From Rachel’s blog, Djibouti Jones: I have been wrestling with how to write about this for months. Starts and stops, lots of unfinished first sentences and barely coherent lists. Then I read this essay after the Rick Warren and race conversation flared up. When White People Don’t Know They Are Being White by Jody Louise on Between Worlds. She is humble yet forthright in the piece, a balance which is incredibly challenging to achieve around such a sensitive and potentially volatile topic. She spurred me on, inspired me, and clearly, informed the title of this post.
I’m giving you loads of links here that will lead to other links and I encourage you to take the time to read this stuff. I have been and don’t think I’ll ever be the same. It is hard, challenging, might make you angry. That’s okay, wrestle with it. Join me as I wrestle with it.

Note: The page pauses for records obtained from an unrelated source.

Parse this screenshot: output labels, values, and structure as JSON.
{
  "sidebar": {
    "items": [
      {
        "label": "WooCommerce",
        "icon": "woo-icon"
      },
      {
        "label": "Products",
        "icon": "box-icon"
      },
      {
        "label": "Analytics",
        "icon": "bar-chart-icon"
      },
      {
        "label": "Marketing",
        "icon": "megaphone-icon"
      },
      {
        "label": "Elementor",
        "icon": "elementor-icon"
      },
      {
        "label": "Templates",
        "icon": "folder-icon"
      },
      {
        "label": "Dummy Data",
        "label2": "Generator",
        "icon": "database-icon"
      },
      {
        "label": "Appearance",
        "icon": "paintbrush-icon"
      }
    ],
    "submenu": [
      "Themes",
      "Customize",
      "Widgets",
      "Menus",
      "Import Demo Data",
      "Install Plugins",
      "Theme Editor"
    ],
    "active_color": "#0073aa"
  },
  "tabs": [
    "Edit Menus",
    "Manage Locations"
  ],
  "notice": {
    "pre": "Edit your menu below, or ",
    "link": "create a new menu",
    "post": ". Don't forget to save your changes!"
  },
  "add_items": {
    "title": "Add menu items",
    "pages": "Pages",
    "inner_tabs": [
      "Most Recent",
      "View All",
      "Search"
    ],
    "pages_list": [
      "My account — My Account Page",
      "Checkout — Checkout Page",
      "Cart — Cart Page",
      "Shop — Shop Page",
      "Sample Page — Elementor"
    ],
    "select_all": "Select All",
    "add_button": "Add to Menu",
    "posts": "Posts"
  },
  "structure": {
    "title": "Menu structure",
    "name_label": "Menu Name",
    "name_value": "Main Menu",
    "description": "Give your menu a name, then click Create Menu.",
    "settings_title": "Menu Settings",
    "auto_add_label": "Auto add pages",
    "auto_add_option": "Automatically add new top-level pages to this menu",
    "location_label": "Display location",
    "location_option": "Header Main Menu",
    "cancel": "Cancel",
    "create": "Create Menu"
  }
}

I am not surprised by, but continue to be disappointed in, the western attitude toward the developing world. It is an attitude I see often, though not exclusively, among Christians. It is an attitude of superiority, a god-complex. An attitude that communicates an underlying assumption, intentionally or not, that the rich westerner is the one with power and authority and agency. As this is communicated, of course the opposite is communicated as well. The local person is weak, a victim, and helpless. The rich westerner must charge in to fix things, build things, challenge the status quo.